Posted on: February 22, 2012 2:55 pm
Edited on: February 22, 2012 4:52 pm
CLEARWATER, Fla. -- Man, what is it about Philly?
Long the butt of jokes, major league ballplayers can't get enough of that town. One day, it's the Phillies' star lefthander Cole Hamels, the class of the 2012-13 free-agent market, pining to stay in Philadelphia, going so far as to say there is no deadline for a new deal. The next it was Shane Victorino, the sparkplug and heart of the team, who joined the small chorus.
"I'd like to stay here, too,'' Victorino, another free-agent-to-be, said. Victorino cited the very same things Hamels cited abut Philly: the victories, the expectations, the fans, the guys. Believe it or not, the guys are a big part of it.
"I don't want to go anywhere else. this is the place that gave me my start, the place that made me who I am today,'' Victorino said. "This is a great place to play.''
Victorino couldn't think of a bad thing to say. He wasn't even upset that Hamels gets a press conference to say how much he likes Philadelphia, whereas he has to do it one-on-one. "I'm not at that level,'' Victorino said.
Perhaps not, but he is one of the gang, part of the nucleus that makes the guys at the top want to stay a Phillie. Hamels credited the organization for finding the right core, the "six or seven'' players who have formed the personality of the most popular team in the game (to the players, anyway). It may just look like a very talented group to outsiders, but Hamels insisted that the organization has found "the right type of guys'' to form the core.
"We generally have very good makeup guys,'' GM Ruben Amaro said. "These are guys that want to win. I think they all have egos, but these are egos that allow them to perform at the level they need to perform at.''
Hamels' words were so glowing at his press gathering folks wondered whether they were actually scripted by the Phillies public relations staff. Alas, they were not. Yet, the organization was duly pleased by what they heard.
"I think he genuinely enjoys it here,'' Amaro said. "And I think he realized he made some comments in the past without thinking, and he thought about what he was going to say. He's also matured.''
This is a little different from the way the Cliff Lee negotiations went. That time, they were all done in secret, with the small coterie of Philly organization people who knew about them all swearing to keep the secrecy. The only hint of Philly's immense popularity at the time was Roy Halladay's overt effort to get to Philadelphia when his time was up in Toronto. Then Lee left at least $28 million on the table when he spurned the Yankees and went to Philly for $120 million over five years. "It's just the talent level and the expectations,'' Lee said. "There are sellouts every game. Good team, good enviornment ... everything about it is positive.''

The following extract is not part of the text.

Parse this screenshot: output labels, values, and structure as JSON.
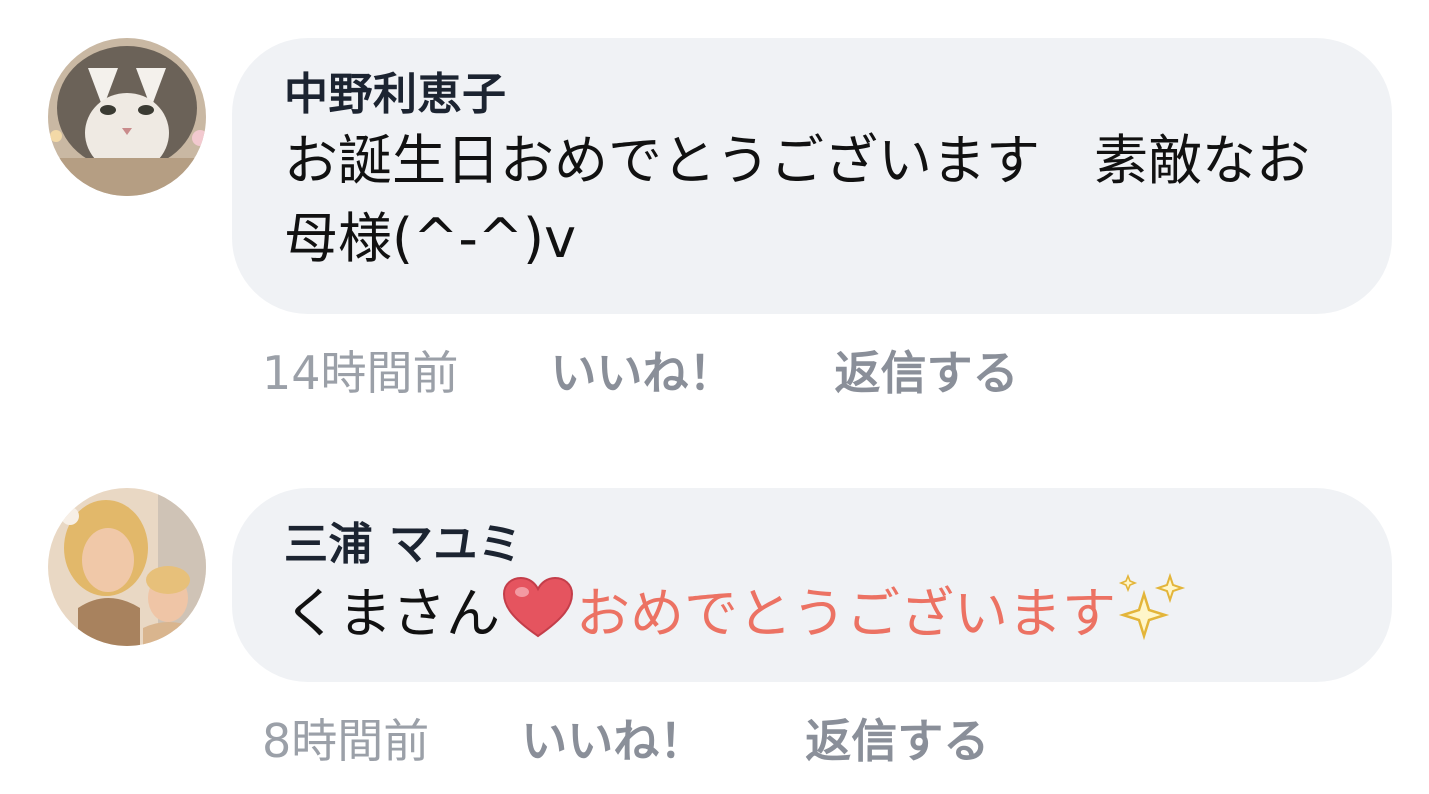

Phillies CEO David Montogomery, who helps set the excellent tone and the high payroll (it is bordering on luxury tax territory), appreciates the kind words from Hamels. "We certainly have the door open, and it seems like he does, too,'' Montgomery said. "He's been with us a long time. You never know where it leads. But the interest is there for us to retain him, and it seems like he'd very much like to stay.''
The vibe seems perfect for a deal here. In fact, it would be a shock if the Phillies and Hamels don't figure it out.
The early word is that the Phillies might be thinking about a contract in the range of $100-120 million. That is an estimate, but it makes sense because Lee is a bit more dominant. No matter, negotiations can get intense no matter how wonderful the public rhetoric. "(Hamels) still has (agent) John Boggs, doesn't he?'' Montgomery said. The CEO did say he thinks it's great there's deadline no restrict the talks. And Amaro said luxury tax considerations won't inhibit them either. "It'll come down to years and dollars, just like it does with every contract.''
Hamels certainly has made no secret of his desires. It would be hard to hide them, anyway, as he lives year-round in Philly. He may love it more than any solitary native San Diegan. The idea of playing back in his idyllic hometown, for instance, has no appeal for Hamels, who recalls going to an empty Qualcomm Stadium as a kid. "Nobody goes to Padres games,'' Hamels said. "Why would I want to go where fans only support the team from the third inning to the sixth inning? I'd rather play where fans are excited about the games.''
He is certainly playing no games when it comes to negotiations. Everyone knows where he stands. And where he wants to end up.